A team involving a doctor and five undergraduate students – three from the McKelvey School of Engineering – recently took first place in the 2019 Discovery Competition.
How five Langsdorf Scholars in the School of Engineering & Applied Science kept searching for an answer to an urgent global problem: clean water for children. Their project, WOOTA, draws moisture from the air and re-condenses it into drinking water. The prototype was recognized as the winner of the 2016 Discovery Competition.
A medical device built by Washington University in St. Louis undergraduate students to prevent infections in patients using catheters has won $25,000 in the 2017 Discovery Competition, sponsored by the School of Engineering & Applied Science at Washington University in St. Louis.
A project to provide low-cost eyeglasses for people in the developing world and one to develop a cell-death detector will share $25,000 to further develop their projects as winners of the 2014 Discovery Competition. Washington University in St. Louis’ School of Engineering & Applied Science created the competition in 2012.

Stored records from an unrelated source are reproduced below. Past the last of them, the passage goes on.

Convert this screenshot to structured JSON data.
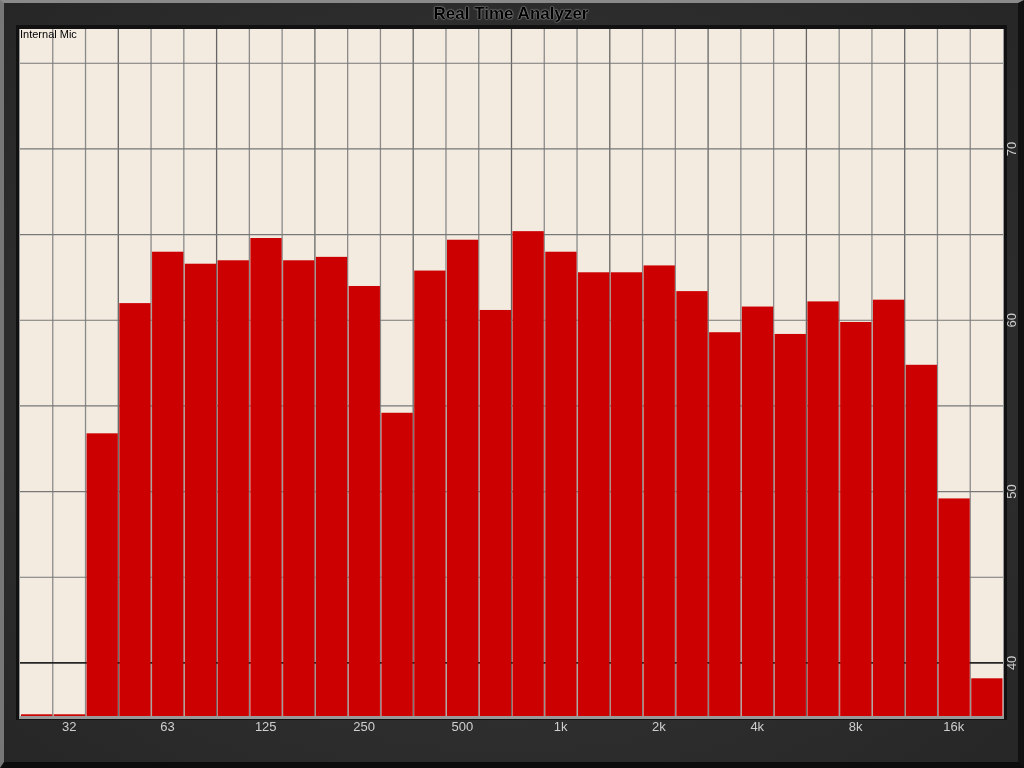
{
  "chart_data": {
    "type": "bar",
    "title": "Real Time Analyzer",
    "categories": [
      null,
      "32",
      null,
      null,
      "63",
      null,
      null,
      "125",
      null,
      null,
      "250",
      null,
      null,
      "500",
      null,
      null,
      "1k",
      null,
      null,
      "2k",
      null,
      null,
      "4k",
      null,
      null,
      "8k",
      null,
      null,
      "16k",
      null
    ],
    "series": [
      {
        "name": "Internal Mic",
        "color": "#cc0000",
        "values": [
          37.0,
          37.0,
          53.4,
          61.0,
          64.0,
          63.3,
          63.5,
          64.8,
          63.5,
          63.7,
          62.0,
          54.6,
          62.9,
          64.7,
          60.6,
          65.2,
          64.0,
          62.8,
          62.8,
          63.2,
          61.7,
          59.3,
          60.8,
          59.2,
          61.1,
          59.9,
          61.2,
          57.4,
          49.6,
          39.1
        ]
      }
    ],
    "ylim": [
      36.9,
      77
    ],
    "yticks": [
      40,
      50,
      60,
      70
    ],
    "grid": true,
    "ref_lines": [
      {
        "axis": "y",
        "value": 40,
        "color": "#000000"
      }
    ]
  }
}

A low-cost medical device targeted at improving world health has taken home the top prize in Washington University School of Engineering & Applied Science’s inaugural Discovery Competition. Sparo Labs took the largest prize of $25,000. The company’s plan stems from an award-winning project to develop a low-cost, pocket-sized spirometer, which measures lung function.